“My top tip here would be to start keeping your receipts digitally by using MYOB’s Capture App or Receipt Bank,” said Gascoigne.


Don’t leave tax planning and returns to the last minute


According to Gascoigne, it’s always best to undertake tax planning strategies prior to 30 June. This enables you access to a range of tax reduction strategies you may not be able to put in place at a later date.

A good accountant is invaluable during the tax planning stage of your financial year.

Instead of leaving completing tax returns until the last minute, Gascoigne recommends sole traders compete their returns well before the due date, even if a tax bill is anticipated.

“This way they can start setting aside money for that year and the current year.

“Sometimes the bill is less than anticipated and they could be losing sleep unnecessarily,” she said.

And if you do have a tax debt and do not have the funds available? You can apply to the ATO for a payment arrangement.


Don’t go it alone


Whether you’re yet to submit last year’s tax return or planning for the new year, consider seeking some outside help.

Enlisting an accountant can save you time and money, and provide valuable insight into the health of your business.

According to Gascoigne, having an accountant produce your profit and loss statement and tax return is the best way to ensure your tax is minimised.

Additionally, a good accountant can help you achieve your business and personal goals.

“Accountants will be able to comment on how your results compare to other clients in the same industry, can help you set budgets and charge rates and so much more,” she said.

“An accountant is integral part of your business team – see them as an investment and not a cost.”


Avoid these common sole trader tax-time errors


According to Gascoigne, some of the most common mistakes made by sole traders at tax time are:

  • Not declaring all income received
  • Claiming expenses that are not business related
  • Not taking into account the private proportion of expenses
  • Not keeping a logbook which can limit their motor vehicle claim
  • Not claiming interest on motor vehicle loans and business loans
  • Incorrectly claiming loan repayments as leases
  • Not claiming expenses that were paid for personally

Some final tax time tips for sole traders


Gascoigne recommends the following steps be taken to remove the stress from tax time:

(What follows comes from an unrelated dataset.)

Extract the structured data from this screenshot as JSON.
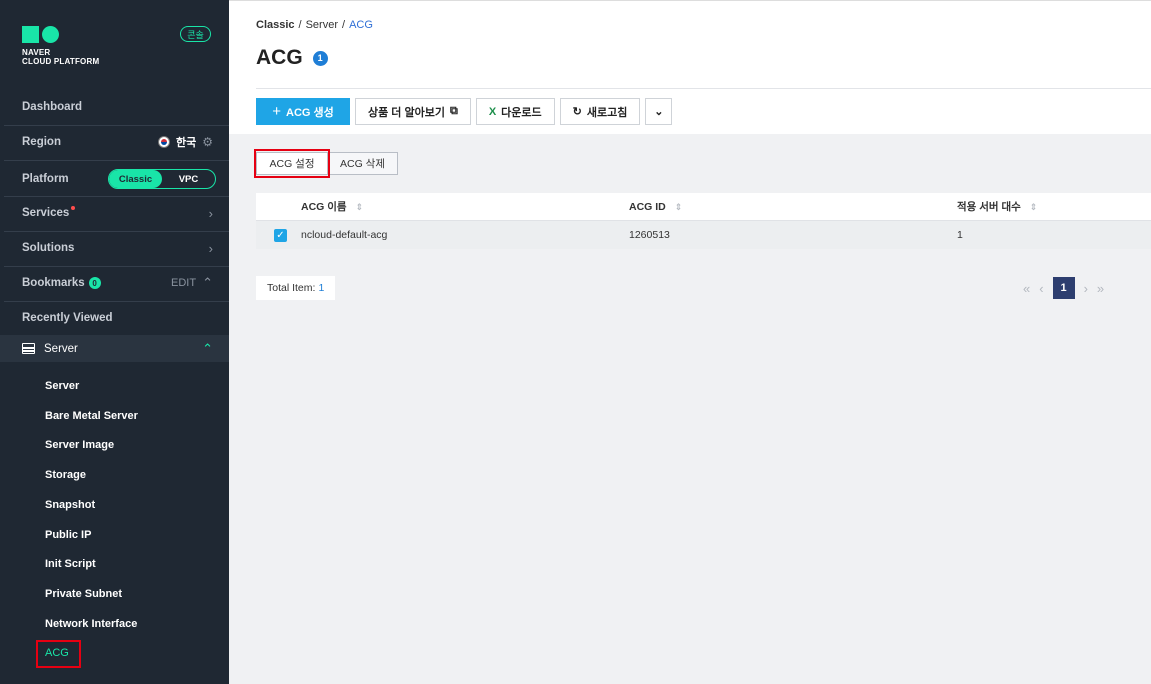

  1. Keep good records, preferably with online accounting software. This will ensure you can keep your eyes on your numbers throughout the year.
  2. Set aside tax (and GST if registered) throughout the year to avoid a nasty surprise at tax time. Your accountant will be able to help you calculate the amount to set aside.
  3. Hire a good accountant. Someone you can relate to, speak openly with, and who will consider all options to legitimately reduce your tax.